Why Do My Textures Look So Cruddy?

Can anyone tell me why my textures look so cruddy? The image below is an example. There are some garbled decals in the middle of my rocket. Those decals are actually fairly detailed images that show up nicely if I zoom in. It seems like the detail in textures is messed up more than in polygons when they get small. Is this a limitation of hardware anti-aliasing? Would mip-mapping help?


There are several texture quality issues in your picture.

You’re obviously rendering with MSAA (or SSAA) so that explains why your geometry edge quality doesn’t have the jaggies. Remember, with MSAA, only one texture sample is taken per pixel (not per sample), so the texture sampling rate is lower than your geometry edges. However, texture accesses are filtered (if you set up the texture right), approximating a higher frequency sampling rate. But this approximation is poor at more glancing angles, unless you crank up anisotropy.

What it looks like on the planet up-close is you’re magnifying the texture. And there are ugly ringing-like artifacts around the text. You didn’t swipe this texture from a JPEG, did you? That might explain it.

And farther toward the horizon, it looks like you only have a low-res texture paged in. I’d say you just needed to crank up aniso, but there is a nice crisp line where it goes from clear to blurry which nixes that as the only cause here. You can try cranking up aniso on the texture:

    glTexParameteri ( GL_TEXTURE_2D, GL_TEXTURE_MAX_ANISOTROPY_EXT, 4 ); // or 8

but I don’t think that’s gonna get rid of that crisp/blurry boundary. You do have MIPmaps defined on this texture and have set MIN_FILTER to LINEAR_MIPMAP_LINEAR, right?

Now as to your decals, yes, unless you want a flickery mess, you’re going to want MIPmaps defined and a LINEAR_MIPMAP_LINEAR MIN_FILTER enabled. Face-on this will look OK and not flicker, but as you get edge-on, it’ll blur out too much (screen X and Y derivatives become widely different, so it pushes your sampling up to higher (courser) MIP levels. To combat, tell the GPU to take multiple samples at lower (finer) MIP levels and average them for higher quality. You do this by cranking up anisotropy on the texture.

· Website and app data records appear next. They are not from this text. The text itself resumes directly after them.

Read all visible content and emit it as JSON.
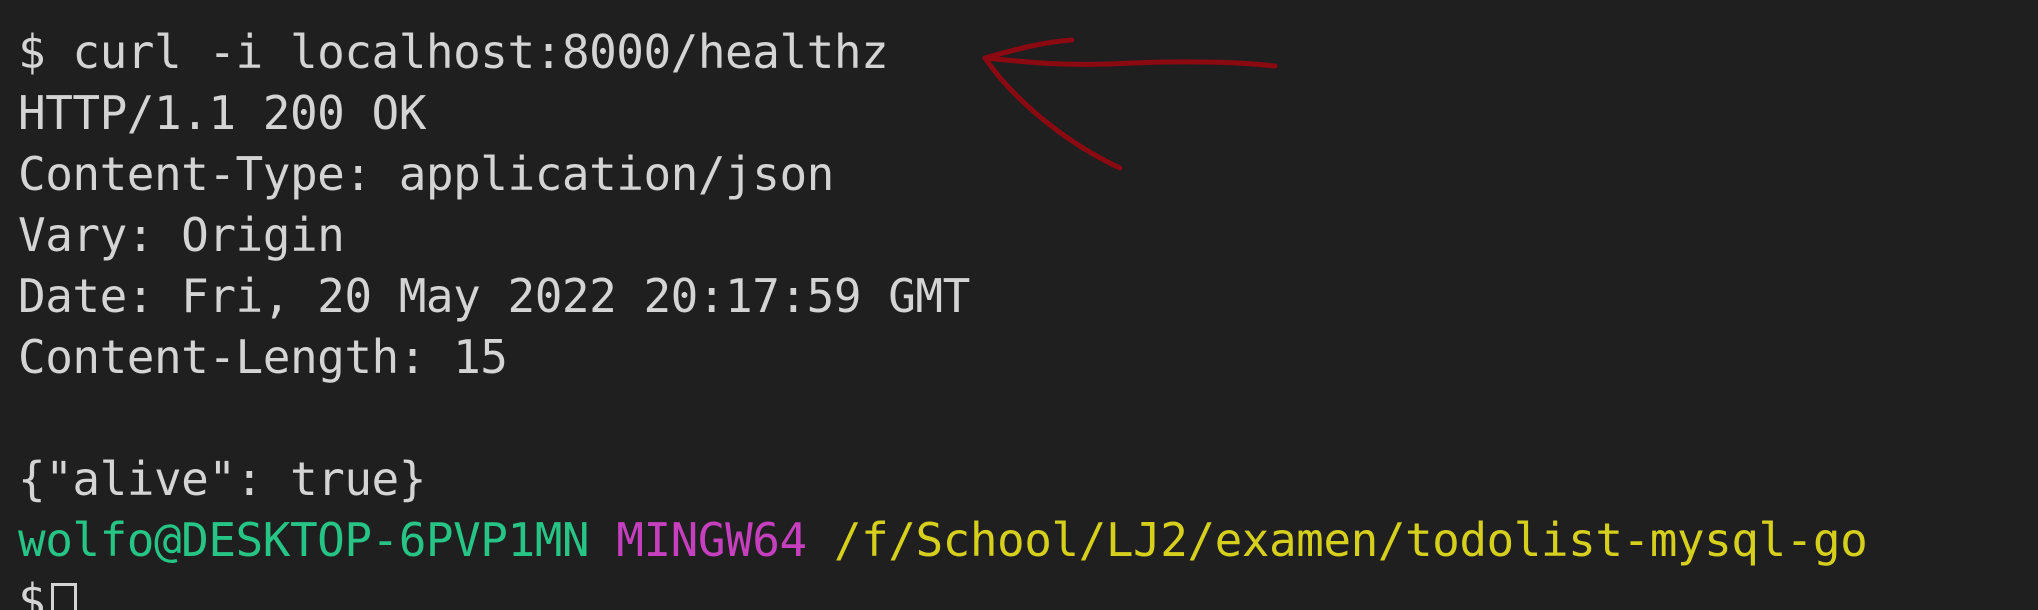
{
  "terminal": {
    "command_line": "$ curl -i localhost:8000/healthz",
    "response": [
      "HTTP/1.1 200 OK",
      "Content-Type: application/json",
      "Vary: Origin",
      "Date: Fri, 20 May 2022 20:17:59 GMT",
      "Content-Length: 15"
    ],
    "body": "{\"alive\": true}",
    "prompt": {
      "user_host": "wolfo@DESKTOP-6PVP1MN",
      "system": "MINGW64",
      "path": "/f/School/LJ2/examen/todolist-mysql-go",
      "symbol": "$"
    }
  },
  "colors": {
    "background": "#1f1f1f",
    "text": "#d4d4d4",
    "user_host": "#26c485",
    "system": "#c53fbe",
    "path": "#d6d01c",
    "annotation_arrow": "#8b0a12"
  },
  "annotation": {
    "icon": "hand-drawn-arrow-icon"
  }
}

For testing purposes though, you can tell the NVidia driver to render with SSAA. That’ll sample the texture multiple times in the pixel and avg the results. Here in Linux, looks like there’s one lone mode holding out with SSAA support; mode 9:

        9   -   8x (4xSS, 2xMS)

What GPU are you running on? If pre-GeForce 8, recall that GeForce 8 “vastly” improved texture sampling quality, which would help with the clarity of your decal and other textures, especially when viewed at a diagonal angle like that or edge-on with aniso cranked up:

I’m not too concerned with those background map textures at the moment. They actually show up very seldom in my scenes. It’s the decals on my rocket that I’d like to improve on. I’m showing what rockets looks like when viewed from chase planes just after launch. I’ve compared my graphics images with actual video from the chase planes. Turns out the real video shows these decals much more clearly than my graphics images. So I’d like to improve on that. I did not write the code that sets up the texture mapping on the rocket. But I have access to it. It does not utilize mipmapping. So my next step should probably be to change that code.

What GPU are you running on?
Quadro NVS 285

Thanks for your lengthy response.

Indeed, mipmaping with trilinear filtering will definitely help a lot in your case.
Anisotropic filtering will not help so much if the decals are facing the camera. Try putting aniso level to 4 or 8 anyway as said Dark Photon, it is not too costly, and does bring nice improvements when texture is seen at an angle.

Ok, that looks to be pre-G80 (pre-GeForce 8), comparable to a GeForce 6200. This implies that GPU probably has very directional aniso texture filtering (see the pic in that first link). This means even with aniso cranked up, you’ll get the best quality when the projection of your texture axes (s and t) onto the screen align with your screen axes, or are rotated from each other by a multiple of 45 degrees. In between that, it’ll get pretty blurry. Put the eyepoint in a spin when you’re looking along a surface, and you can see the quality pulse.

In case quality becomes an issue for you and a GPU upgrade is an option, G80+ largely fixed this. Notice the nearly smooth circles in the colorful aniso diagrams.

Thanks for your lengthy response.

Sure thing!